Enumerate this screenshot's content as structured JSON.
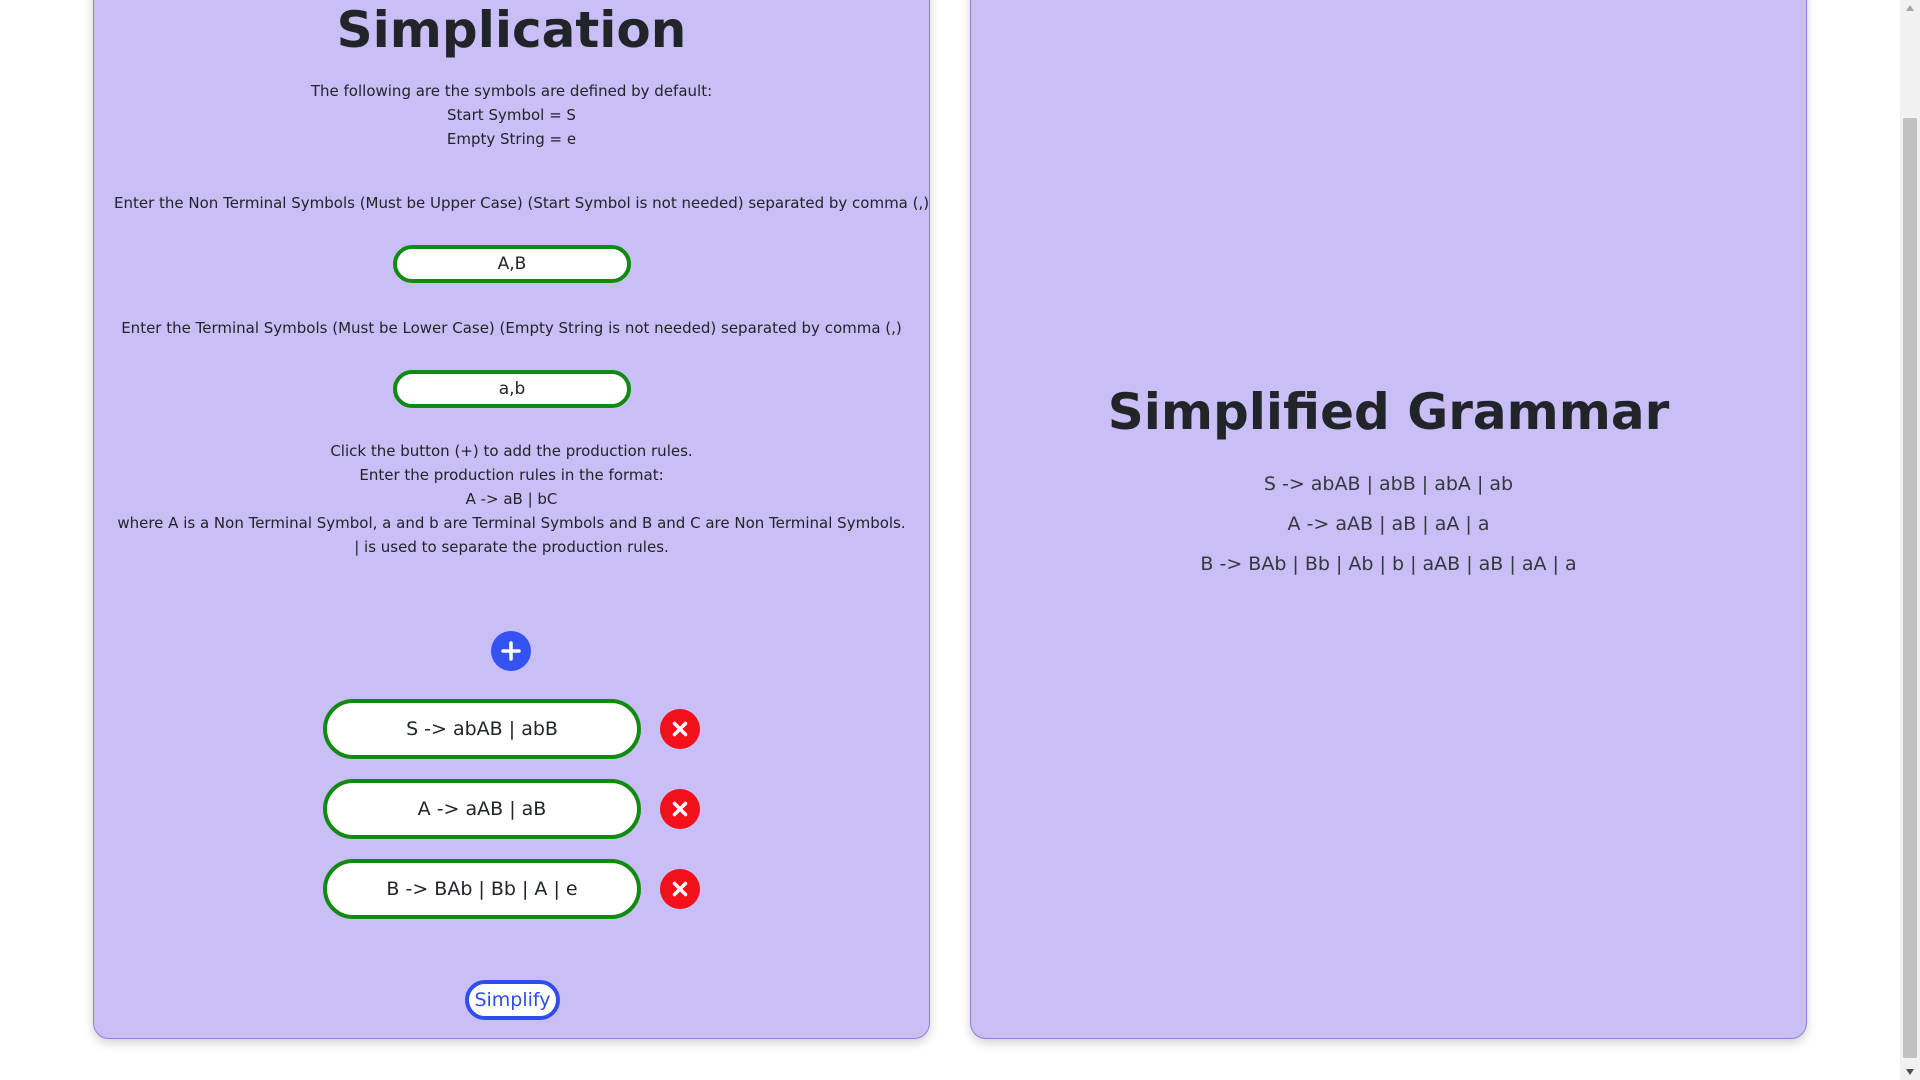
{
  "left_panel": {
    "title": "Simplication",
    "defaults": {
      "heading": "The following are the symbols are defined by default:",
      "start_symbol": "Start Symbol = S",
      "empty_string": "Empty String = e"
    },
    "nonterminal": {
      "prompt": "Enter the Non Terminal Symbols (Must be Upper Case) (Start Symbol is not needed) separated by comma (,)",
      "value": "A,B"
    },
    "terminal": {
      "prompt": "Enter the Terminal Symbols (Must be Lower Case) (Empty String is not needed) separated by comma (,)",
      "value": "a,b"
    },
    "instructions": {
      "line1": "Click the button (+) to add the production rules.",
      "line2": "Enter the production rules in the format:",
      "line3": "A -> aB | bC",
      "line4": "where A is a Non Terminal Symbol, a and b are Terminal Symbols and B and C are Non Terminal Symbols. | is used to separate the production rules."
    },
    "add_icon": "plus-icon",
    "rules": [
      {
        "value": "S -> abAB | abB",
        "delete_icon": "close-icon"
      },
      {
        "value": "A -> aAB | aB",
        "delete_icon": "close-icon"
      },
      {
        "value": "B -> BAb | Bb | A | e",
        "delete_icon": "close-icon"
      }
    ],
    "simplify_label": "Simplify"
  },
  "right_panel": {
    "title": "Simplified Grammar",
    "results": [
      "S -> abAB | abB | abA | ab",
      "A -> aAB | aB | aA | a",
      "B -> BAb | Bb | Ab | b | aAB | aB | aA | a"
    ]
  },
  "colors": {
    "panel_background": "#c9bef5",
    "input_border": "#118a11",
    "add_button": "#3553f5",
    "delete_button": "#f2101b",
    "simplify_border": "#2e4df0"
  }
}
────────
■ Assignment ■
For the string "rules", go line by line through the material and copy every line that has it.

■ Answer space ■
      "line1": "Click the button (+) to add the production rules.",
      "line2": "Enter the production rules in the format:",
      "line4": "where A is a Non Terminal Symbol, a and b are Terminal Symbols and B and C are Non Terminal Symbols. | is used to separate the production rules."
    "rules": [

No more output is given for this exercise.